Document Type : Original Research Article
Environmental and Gastrointestinal Toxicology Laboratory, Department of Veterinary Physiology and Biochemistry, Faculty of Veterinary Medicine, University of Ibadan, Oyo State, Nigeria
Environmental Microbiology and Biotechnology Laboratory, Department of Microbiology, Faculty of Science, University of Ibadan, Oyo State, Nigeria
Department of Chemistry, Faculty of Science, The Polytechnic, Ibadan, Oyo State, Nigeria
Objective: This study examined the protective effects of Nigella sativa oil (NSO) on cadmium (Cd)-induced alterations affecting gut morphology and microbiota composition, as well as the involvement of mucus glycoprotein (MUC2) and immuno-inflammatory markers (TNFα and IL-2) in the colon of rats.
Materials and Methods: Male Wistar rats, randomized into four groups, were treated either with distilled water (control), CdCl2 (100 mg/kg), CdCl2+NSO (1 ml/kg) or NSO alone. After the experiments, faecal samples were processed for microbial culture on various selective media, while intestinal segments were prepared for histopathological examination and immunohistochemistry. The composition of NSO was analyzed using Gas Chromatography-Mass Spectrometry (GC-MS).
Results: Oral Cd administration provoked dramatic increases in faecal counts of potentially pathogenic bacteria (Staphylococci, Enterococci, Pseudomonas and Escherichia coli), while decreasing probiotic lactobacilli counts. Cadmium treatment caused down-regulation of colonic MUC2 (p=0.003) and IL-2 (p=0.03), but increased TNFα (p=0.034), along with reduced goblet cell counts and mucus production. Conversely, treatment with NSO significantly improved Lactobacilli counts (p=0.042), while reducing the levels of potentially pathogenic species. In addition, NSO significantly restored colonic expressions of MUC2 (p=0.001), TNFα (p=0.007) and IL-2 (p=0.025) to control levels. GC-MS analysis of NSO revealed the presence of the active ingredient, thymoquinone and a high content of unsaturated fatty acids, including trans-13-octadecenoic acid and oleic acid.

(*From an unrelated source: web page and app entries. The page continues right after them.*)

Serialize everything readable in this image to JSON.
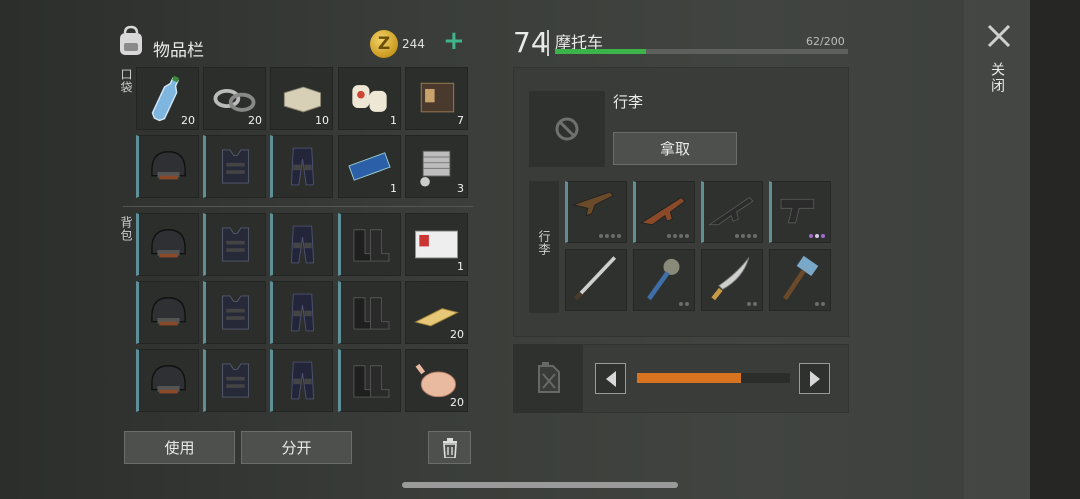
{
  "inventory": {
    "title": "物品栏",
    "coins": "244",
    "coin_symbol": "Z",
    "plus": "+",
    "pocket_label": "口袋",
    "backpack_label": "背包",
    "pockets": [
      {
        "icon": "water-bottle-icon",
        "count": "20"
      },
      {
        "icon": "tape-roll-icon",
        "count": "20"
      },
      {
        "icon": "stone-brick-icon",
        "count": "10"
      },
      {
        "icon": "first-aid-bandage-icon",
        "count": "1"
      },
      {
        "icon": "wallet-icon",
        "count": "7"
      },
      {
        "icon": "tactical-helmet-icon",
        "count": ""
      },
      {
        "icon": "armored-vest-icon",
        "count": ""
      },
      {
        "icon": "armored-pants-icon",
        "count": ""
      },
      {
        "icon": "circuit-board-icon",
        "count": "1"
      },
      {
        "icon": "engine-cylinder-icon",
        "count": "3"
      }
    ],
    "backpack": [
      {
        "icon": "tactical-helmet-icon",
        "count": ""
      },
      {
        "icon": "armored-vest-icon",
        "count": ""
      },
      {
        "icon": "armored-pants-icon",
        "count": ""
      },
      {
        "icon": "combat-boots-icon",
        "count": ""
      },
      {
        "icon": "id-card-icon",
        "count": "1"
      },
      {
        "icon": "tactical-helmet-icon",
        "count": ""
      },
      {
        "icon": "armored-vest-icon",
        "count": ""
      },
      {
        "icon": "armored-pants-icon",
        "count": ""
      },
      {
        "icon": "combat-boots-icon",
        "count": ""
      },
      {
        "icon": "gold-bar-icon",
        "count": "20"
      },
      {
        "icon": "tactical-helmet-icon",
        "count": ""
      },
      {
        "icon": "armored-vest-icon",
        "count": ""
      },
      {
        "icon": "armored-pants-icon",
        "count": ""
      },
      {
        "icon": "combat-boots-icon",
        "count": ""
      },
      {
        "icon": "roast-chicken-icon",
        "count": "20"
      }
    ],
    "use_label": "使用",
    "split_label": "分开"
  },
  "vehicle": {
    "level": "74",
    "name": "摩托车",
    "capacity_text": "62/200",
    "capacity_fraction": 0.31,
    "luggage_title": "行李",
    "take_label": "拿取",
    "luggage_side_label": "行李",
    "weapons": [
      {
        "icon": "shotgun-icon"
      },
      {
        "icon": "assault-rifle-ak-icon"
      },
      {
        "icon": "assault-rifle-m16-icon"
      },
      {
        "icon": "pistol-icon"
      },
      {
        "icon": "katana-icon"
      },
      {
        "icon": "spiked-mace-icon"
      },
      {
        "icon": "machete-icon"
      },
      {
        "icon": "sledgehammer-icon"
      }
    ],
    "fuel_fraction": 0.68
  },
  "close_label": "关闭",
  "colors": {
    "accent_green": "#3cb44a",
    "coin_gold": "#d9a92a",
    "fuel_orange": "#d8741f",
    "equip_teal": "#5f8f97",
    "plus_green": "#3fb58c"
  }
}
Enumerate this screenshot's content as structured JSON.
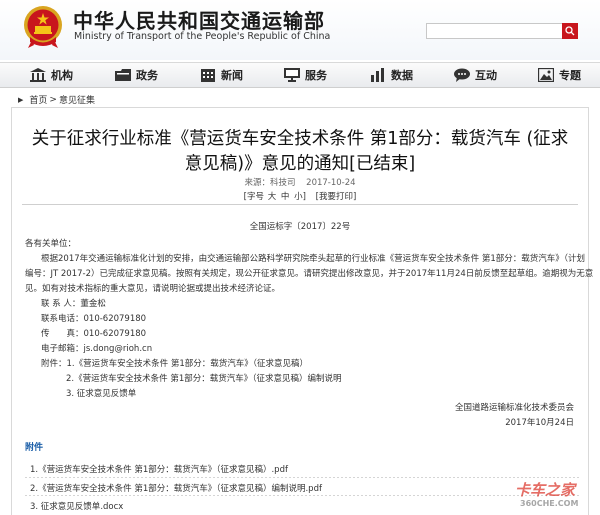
{
  "header": {
    "title": "中华人民共和国交通运输部",
    "subtitle": "Ministry of Transport of the People's Republic of China",
    "search_value": "",
    "accent_color": "#c8161d"
  },
  "nav": {
    "items": [
      {
        "label": "机构",
        "icon": "building-icon"
      },
      {
        "label": "政务",
        "icon": "folder-icon"
      },
      {
        "label": "新闻",
        "icon": "calendar-icon"
      },
      {
        "label": "服务",
        "icon": "monitor-icon"
      },
      {
        "label": "数据",
        "icon": "bar-chart-icon"
      },
      {
        "label": "互动",
        "icon": "chat-icon"
      },
      {
        "label": "专题",
        "icon": "image-icon"
      }
    ]
  },
  "breadcrumb": {
    "home": "首页",
    "separator": ">",
    "current": "意见征集"
  },
  "article": {
    "title_line1": "关于征求行业标准《营运货车安全技术条件 第1部分：载货汽车 (征求",
    "title_line2": "意见稿)》意见的通知[已结束]",
    "source": "来源：科技司",
    "date": "2017-10-24",
    "font_label_open": "[字号",
    "font_large": "大",
    "font_medium": "中",
    "font_small": "小]",
    "print_label": "[我要打印]",
    "doc_number": "全国运标字〔2017〕22号",
    "salutation": "各有关单位：",
    "para1_line1": "根据2017年交通运输标准化计划的安排，由交通运输部公路科学研究院牵头起草的行业标准《营运货车安全技术条件 第1部分：载货汽车》（计划",
    "para1_line2": "编号：JT 2017-2）已完成征求意见稿。按照有关规定，现公开征求意见。请研究提出修改意见，并于2017年11月24日前反馈至起草组。逾期视为无意",
    "para1_line3": "见。如有对技术指标的重大意见，请说明论据或提出技术经济论证。",
    "contact": "联 系 人：董金松",
    "phone": "联系电话：010-62079180",
    "fax": "传　　真：010-62079180",
    "email": "电子邮箱：js.dong@rioh.cn",
    "attach_line1": "附件：1.《营运货车安全技术条件 第1部分：载货汽车》（征求意见稿）",
    "attach_line2": "2.《营运货车安全技术条件 第1部分：载货汽车》（征求意见稿）编制说明",
    "attach_line3": "3. 征求意见反馈单",
    "signature_org": "全国道路运输标准化技术委员会",
    "signature_date": "2017年10月24日"
  },
  "attachments": {
    "heading": "附件",
    "items": [
      "1.《营运货车安全技术条件 第1部分：载货汽车》（征求意见稿）.pdf",
      "2.《营运货车安全技术条件 第1部分：载货汽车》（征求意见稿）编制说明.pdf",
      "3. 征求意见反馈单.docx"
    ]
  },
  "watermark": {
    "cn": "卡车之家",
    "url": "360CHE.COM"
  }
}
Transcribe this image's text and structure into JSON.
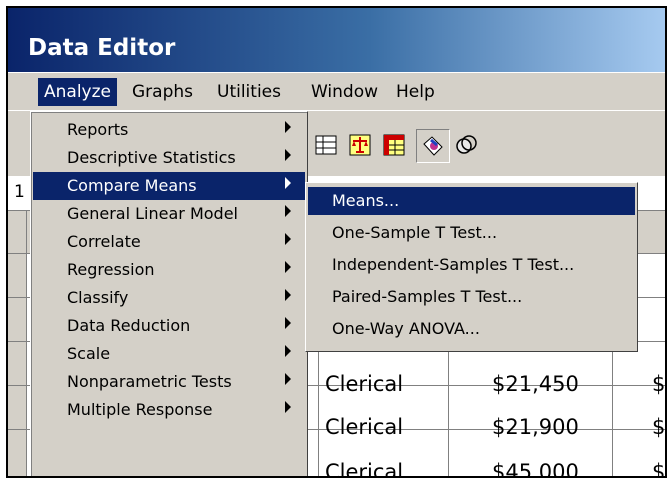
{
  "window": {
    "title": "Data Editor"
  },
  "menubar": {
    "items": [
      {
        "label": "Analyze",
        "active": true
      },
      {
        "label": "Graphs"
      },
      {
        "label": "Utilities"
      },
      {
        "label": "Window"
      },
      {
        "label": "Help"
      }
    ]
  },
  "toolbar": {
    "icons": [
      "grid-chart-icon",
      "scale-icon",
      "table-icon",
      "pointer-tag-icon",
      "circles-icon"
    ]
  },
  "cellbar": {
    "id": "1"
  },
  "analyze_menu": {
    "items": [
      {
        "label": "Reports",
        "submenu": true
      },
      {
        "label": "Descriptive Statistics",
        "submenu": true
      },
      {
        "label": "Compare Means",
        "submenu": true,
        "highlighted": true
      },
      {
        "label": "General Linear Model",
        "submenu": true
      },
      {
        "label": "Correlate",
        "submenu": true
      },
      {
        "label": "Regression",
        "submenu": true
      },
      {
        "label": "Classify",
        "submenu": true
      },
      {
        "label": "Data Reduction",
        "submenu": true
      },
      {
        "label": "Scale",
        "submenu": true
      },
      {
        "label": "Nonparametric Tests",
        "submenu": true
      },
      {
        "label": "Multiple Response",
        "submenu": true
      }
    ]
  },
  "compare_means_submenu": {
    "items": [
      {
        "label": "Means...",
        "highlighted": true
      },
      {
        "label": "One-Sample T Test..."
      },
      {
        "label": "Independent-Samples T Test..."
      },
      {
        "label": "Paired-Samples T Test..."
      },
      {
        "label": "One-Way ANOVA..."
      }
    ]
  },
  "grid": {
    "rows": [
      {
        "jobcat": "Clerical",
        "salary": "$21,450",
        "next": "$"
      },
      {
        "jobcat": "Clerical",
        "salary": "$21,900",
        "next": "$"
      },
      {
        "jobcat": "Clerical",
        "salary": "$45,000",
        "next": "$"
      }
    ]
  },
  "colors": {
    "highlight": "#0a246a",
    "menu_bg": "#d4d0c8",
    "title_start": "#0a246a",
    "title_end": "#a6caf0"
  }
}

Conclusion: This study highlights the intestinal mucus, microbiota and immuno-inflammatory system as important protective targets of NSO against Cd-induced intestinal toxicity.